Exercise instructions: Some lines in the records below may hold the word "true"; give the number of those lines and nothing else.

################

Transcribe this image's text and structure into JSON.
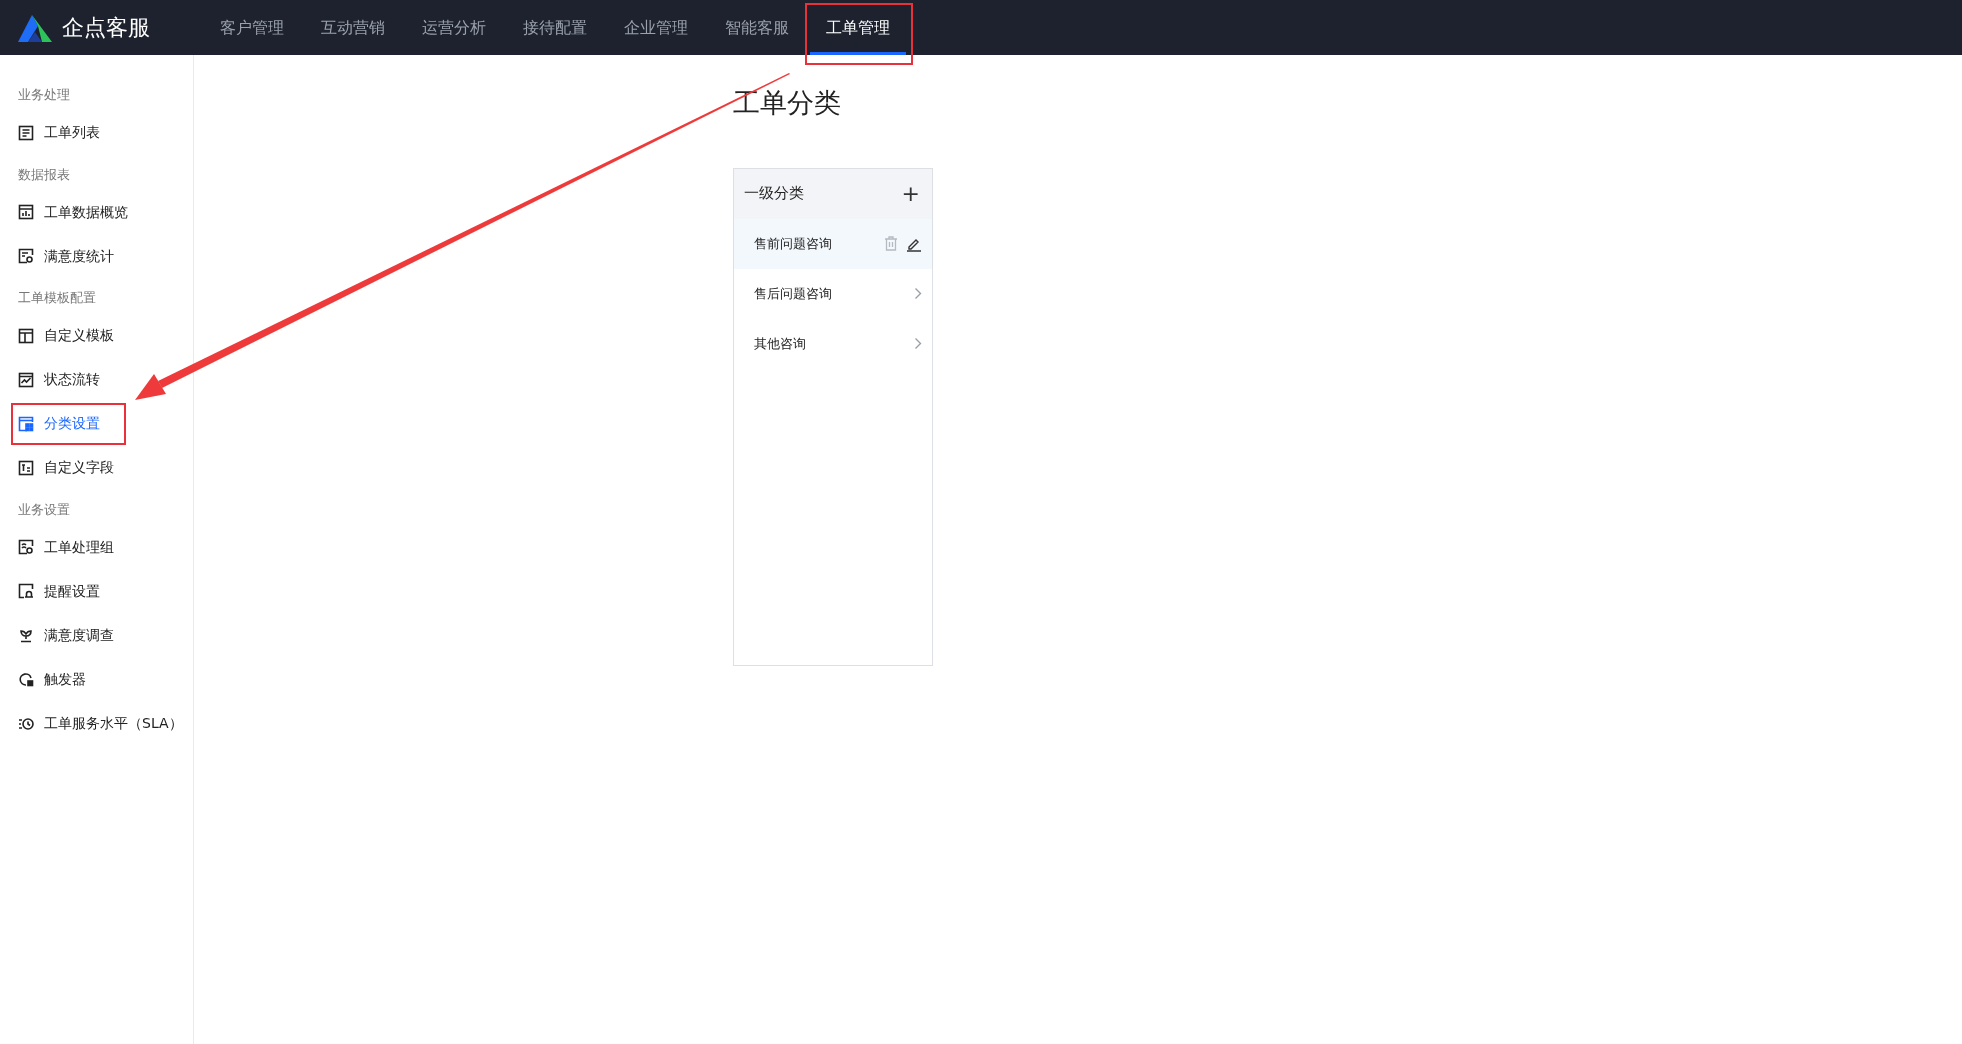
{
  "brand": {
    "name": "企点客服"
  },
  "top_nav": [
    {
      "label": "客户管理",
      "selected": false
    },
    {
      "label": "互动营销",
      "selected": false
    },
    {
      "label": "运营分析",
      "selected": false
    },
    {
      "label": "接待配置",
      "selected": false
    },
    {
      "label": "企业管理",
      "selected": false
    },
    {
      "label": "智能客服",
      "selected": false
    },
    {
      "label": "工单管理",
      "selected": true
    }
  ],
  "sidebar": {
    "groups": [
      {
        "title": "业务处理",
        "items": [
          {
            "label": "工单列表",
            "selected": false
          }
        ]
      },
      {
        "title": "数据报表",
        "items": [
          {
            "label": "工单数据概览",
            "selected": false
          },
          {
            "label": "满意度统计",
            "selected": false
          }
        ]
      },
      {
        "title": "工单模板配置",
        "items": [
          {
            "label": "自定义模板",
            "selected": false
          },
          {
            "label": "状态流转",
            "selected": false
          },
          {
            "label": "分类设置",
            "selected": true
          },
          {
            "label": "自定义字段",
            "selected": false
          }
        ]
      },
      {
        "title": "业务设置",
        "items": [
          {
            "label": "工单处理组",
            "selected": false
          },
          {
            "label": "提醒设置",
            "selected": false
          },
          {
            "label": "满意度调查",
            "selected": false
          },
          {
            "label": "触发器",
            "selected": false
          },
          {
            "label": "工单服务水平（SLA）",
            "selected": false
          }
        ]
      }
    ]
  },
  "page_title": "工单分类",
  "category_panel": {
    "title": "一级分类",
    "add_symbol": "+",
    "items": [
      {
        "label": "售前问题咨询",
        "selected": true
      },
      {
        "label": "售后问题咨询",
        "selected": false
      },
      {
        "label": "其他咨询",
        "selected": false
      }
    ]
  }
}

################

Task result: 3